Records for the task Start Marker
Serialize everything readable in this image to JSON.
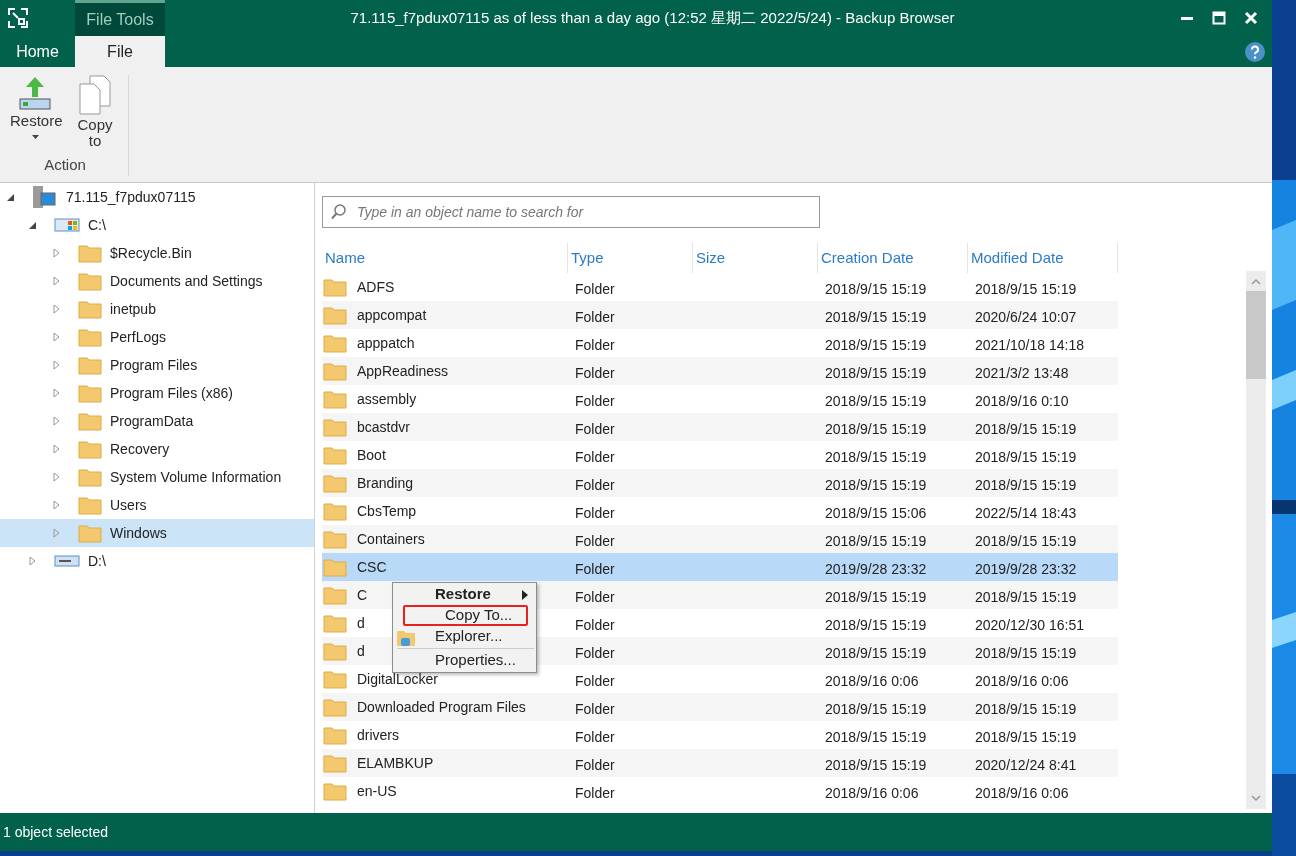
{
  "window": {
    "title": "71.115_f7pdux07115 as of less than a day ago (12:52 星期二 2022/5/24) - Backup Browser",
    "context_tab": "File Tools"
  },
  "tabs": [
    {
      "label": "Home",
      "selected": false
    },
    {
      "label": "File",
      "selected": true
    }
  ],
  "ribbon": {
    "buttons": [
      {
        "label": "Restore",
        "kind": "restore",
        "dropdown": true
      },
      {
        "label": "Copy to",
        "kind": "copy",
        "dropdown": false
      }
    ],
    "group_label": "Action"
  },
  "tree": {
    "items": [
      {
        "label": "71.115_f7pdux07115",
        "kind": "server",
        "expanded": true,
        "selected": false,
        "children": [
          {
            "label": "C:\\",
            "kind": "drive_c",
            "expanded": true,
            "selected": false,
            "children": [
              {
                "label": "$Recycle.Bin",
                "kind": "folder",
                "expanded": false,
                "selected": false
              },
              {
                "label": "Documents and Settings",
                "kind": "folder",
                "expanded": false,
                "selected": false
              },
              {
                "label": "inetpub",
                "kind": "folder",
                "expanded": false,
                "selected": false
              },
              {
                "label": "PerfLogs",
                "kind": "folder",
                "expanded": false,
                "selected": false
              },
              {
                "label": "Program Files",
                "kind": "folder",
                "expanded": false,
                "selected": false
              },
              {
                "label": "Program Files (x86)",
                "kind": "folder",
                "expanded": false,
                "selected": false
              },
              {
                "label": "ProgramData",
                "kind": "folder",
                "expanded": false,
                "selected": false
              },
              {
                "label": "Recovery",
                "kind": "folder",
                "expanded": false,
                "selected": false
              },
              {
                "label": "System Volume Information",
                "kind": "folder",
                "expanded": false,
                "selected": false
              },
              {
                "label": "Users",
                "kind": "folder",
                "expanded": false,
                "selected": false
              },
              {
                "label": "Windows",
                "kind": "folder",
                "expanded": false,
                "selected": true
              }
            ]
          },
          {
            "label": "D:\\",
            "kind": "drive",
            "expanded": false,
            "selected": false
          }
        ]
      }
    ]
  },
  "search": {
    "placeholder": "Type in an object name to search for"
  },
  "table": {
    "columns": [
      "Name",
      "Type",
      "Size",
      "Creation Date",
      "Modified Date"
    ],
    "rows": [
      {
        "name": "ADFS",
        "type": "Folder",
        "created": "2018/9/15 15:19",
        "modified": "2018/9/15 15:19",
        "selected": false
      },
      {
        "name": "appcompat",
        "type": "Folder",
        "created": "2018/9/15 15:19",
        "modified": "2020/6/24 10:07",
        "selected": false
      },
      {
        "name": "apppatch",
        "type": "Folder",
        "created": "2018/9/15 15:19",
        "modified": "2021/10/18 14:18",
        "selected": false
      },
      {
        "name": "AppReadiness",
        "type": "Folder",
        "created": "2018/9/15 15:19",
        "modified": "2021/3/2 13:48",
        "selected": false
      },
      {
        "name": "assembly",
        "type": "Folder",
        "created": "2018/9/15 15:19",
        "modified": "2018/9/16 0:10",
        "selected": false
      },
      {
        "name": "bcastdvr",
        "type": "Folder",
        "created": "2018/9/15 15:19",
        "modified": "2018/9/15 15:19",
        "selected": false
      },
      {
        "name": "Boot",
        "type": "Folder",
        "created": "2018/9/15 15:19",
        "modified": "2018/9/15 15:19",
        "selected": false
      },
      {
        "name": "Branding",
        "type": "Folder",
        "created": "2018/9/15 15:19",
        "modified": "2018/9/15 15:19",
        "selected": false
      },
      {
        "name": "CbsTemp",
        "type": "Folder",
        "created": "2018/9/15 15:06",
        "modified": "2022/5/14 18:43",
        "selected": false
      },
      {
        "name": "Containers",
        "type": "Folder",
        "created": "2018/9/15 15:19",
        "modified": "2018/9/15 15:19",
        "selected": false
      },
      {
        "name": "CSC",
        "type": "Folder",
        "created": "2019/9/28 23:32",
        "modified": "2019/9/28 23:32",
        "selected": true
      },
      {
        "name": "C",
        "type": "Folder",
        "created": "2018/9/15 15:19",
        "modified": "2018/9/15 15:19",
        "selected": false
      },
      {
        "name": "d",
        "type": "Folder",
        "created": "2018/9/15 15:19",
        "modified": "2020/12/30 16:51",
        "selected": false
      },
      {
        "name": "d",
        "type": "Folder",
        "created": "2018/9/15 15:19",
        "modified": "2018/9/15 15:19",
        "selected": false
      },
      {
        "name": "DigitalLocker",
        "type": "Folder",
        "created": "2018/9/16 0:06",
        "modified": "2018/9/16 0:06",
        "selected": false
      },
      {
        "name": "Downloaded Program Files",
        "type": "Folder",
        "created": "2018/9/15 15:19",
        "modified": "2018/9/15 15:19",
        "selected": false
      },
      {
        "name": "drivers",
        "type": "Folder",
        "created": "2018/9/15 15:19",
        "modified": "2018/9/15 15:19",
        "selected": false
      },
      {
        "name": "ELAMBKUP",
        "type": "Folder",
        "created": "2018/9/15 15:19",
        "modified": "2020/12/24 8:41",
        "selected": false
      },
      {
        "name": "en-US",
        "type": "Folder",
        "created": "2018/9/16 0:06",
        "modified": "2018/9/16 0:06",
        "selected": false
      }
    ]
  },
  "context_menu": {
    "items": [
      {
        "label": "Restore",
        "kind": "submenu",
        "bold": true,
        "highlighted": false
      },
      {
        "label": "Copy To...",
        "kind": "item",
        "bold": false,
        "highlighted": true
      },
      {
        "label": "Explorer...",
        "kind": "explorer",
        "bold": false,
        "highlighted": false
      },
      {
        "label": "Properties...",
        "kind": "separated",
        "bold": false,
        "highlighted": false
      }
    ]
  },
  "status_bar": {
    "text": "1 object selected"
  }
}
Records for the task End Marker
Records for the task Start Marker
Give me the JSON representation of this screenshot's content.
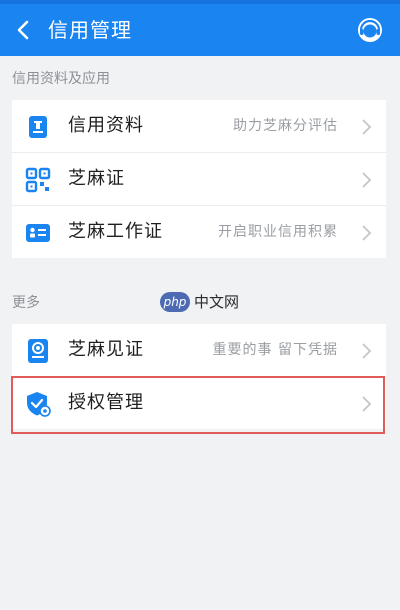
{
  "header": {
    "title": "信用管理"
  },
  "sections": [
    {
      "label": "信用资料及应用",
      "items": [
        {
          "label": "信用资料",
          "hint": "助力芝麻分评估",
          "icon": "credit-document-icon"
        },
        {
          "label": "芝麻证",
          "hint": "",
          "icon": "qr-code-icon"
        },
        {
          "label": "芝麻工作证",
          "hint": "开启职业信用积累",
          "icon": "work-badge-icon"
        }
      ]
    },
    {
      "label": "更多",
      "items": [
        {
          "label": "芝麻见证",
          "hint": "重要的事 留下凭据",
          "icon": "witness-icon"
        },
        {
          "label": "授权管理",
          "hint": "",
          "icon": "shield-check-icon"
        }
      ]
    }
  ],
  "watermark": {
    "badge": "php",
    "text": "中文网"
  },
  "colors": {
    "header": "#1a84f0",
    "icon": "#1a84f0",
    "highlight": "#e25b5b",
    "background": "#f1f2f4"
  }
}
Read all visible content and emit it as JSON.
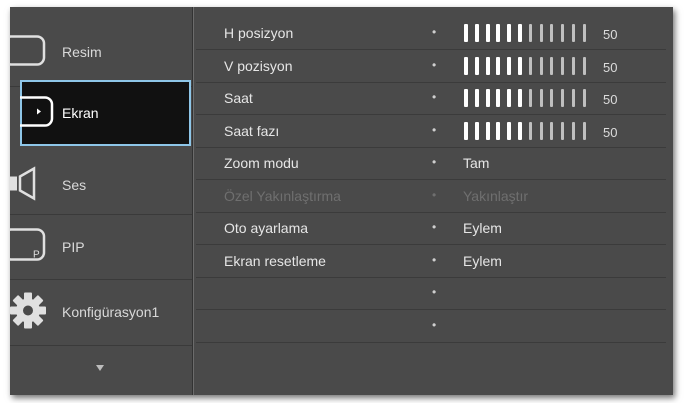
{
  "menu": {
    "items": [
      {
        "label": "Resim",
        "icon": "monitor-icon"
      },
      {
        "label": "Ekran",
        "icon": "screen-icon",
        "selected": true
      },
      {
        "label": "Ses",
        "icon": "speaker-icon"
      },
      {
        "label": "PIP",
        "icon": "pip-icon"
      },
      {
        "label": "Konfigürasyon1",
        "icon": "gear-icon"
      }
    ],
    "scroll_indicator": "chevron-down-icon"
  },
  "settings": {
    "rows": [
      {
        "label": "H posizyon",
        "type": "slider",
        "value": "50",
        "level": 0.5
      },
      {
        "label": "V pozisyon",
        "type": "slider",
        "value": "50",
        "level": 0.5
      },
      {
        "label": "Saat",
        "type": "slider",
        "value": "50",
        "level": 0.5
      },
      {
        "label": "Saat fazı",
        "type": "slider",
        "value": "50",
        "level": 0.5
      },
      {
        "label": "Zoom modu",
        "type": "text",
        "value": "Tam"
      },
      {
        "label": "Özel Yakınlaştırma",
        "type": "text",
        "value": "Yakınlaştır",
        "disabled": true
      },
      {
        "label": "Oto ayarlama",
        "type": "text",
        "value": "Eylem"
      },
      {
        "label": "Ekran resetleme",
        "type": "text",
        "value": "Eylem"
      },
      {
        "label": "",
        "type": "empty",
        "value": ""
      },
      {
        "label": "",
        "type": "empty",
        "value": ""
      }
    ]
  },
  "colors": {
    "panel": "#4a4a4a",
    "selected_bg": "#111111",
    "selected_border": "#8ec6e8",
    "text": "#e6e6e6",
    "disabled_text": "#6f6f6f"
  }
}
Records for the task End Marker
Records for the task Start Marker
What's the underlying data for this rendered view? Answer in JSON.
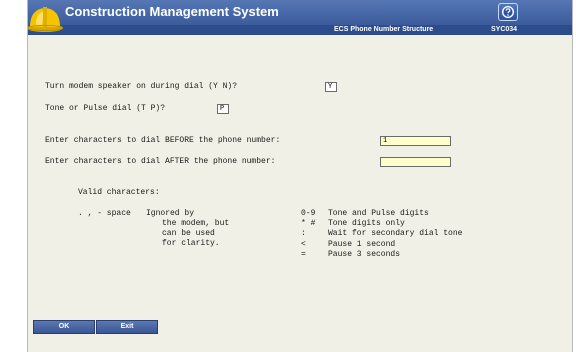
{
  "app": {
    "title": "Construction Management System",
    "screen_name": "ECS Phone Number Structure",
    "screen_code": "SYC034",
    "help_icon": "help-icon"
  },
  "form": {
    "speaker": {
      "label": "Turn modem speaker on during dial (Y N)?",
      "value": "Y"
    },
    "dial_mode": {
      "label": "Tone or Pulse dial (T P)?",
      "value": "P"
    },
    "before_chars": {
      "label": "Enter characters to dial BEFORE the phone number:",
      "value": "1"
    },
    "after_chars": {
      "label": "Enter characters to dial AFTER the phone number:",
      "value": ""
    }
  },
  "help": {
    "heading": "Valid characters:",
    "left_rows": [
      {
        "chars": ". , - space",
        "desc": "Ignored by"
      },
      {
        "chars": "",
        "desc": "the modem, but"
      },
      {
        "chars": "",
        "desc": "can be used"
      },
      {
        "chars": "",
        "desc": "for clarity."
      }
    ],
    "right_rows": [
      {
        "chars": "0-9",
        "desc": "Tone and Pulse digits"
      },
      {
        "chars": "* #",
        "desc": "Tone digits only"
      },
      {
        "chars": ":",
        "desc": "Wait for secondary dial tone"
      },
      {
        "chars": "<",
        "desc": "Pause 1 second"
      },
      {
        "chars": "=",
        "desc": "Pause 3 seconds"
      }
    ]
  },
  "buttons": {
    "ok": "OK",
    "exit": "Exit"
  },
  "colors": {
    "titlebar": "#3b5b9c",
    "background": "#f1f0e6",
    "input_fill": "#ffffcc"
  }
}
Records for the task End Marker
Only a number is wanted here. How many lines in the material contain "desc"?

9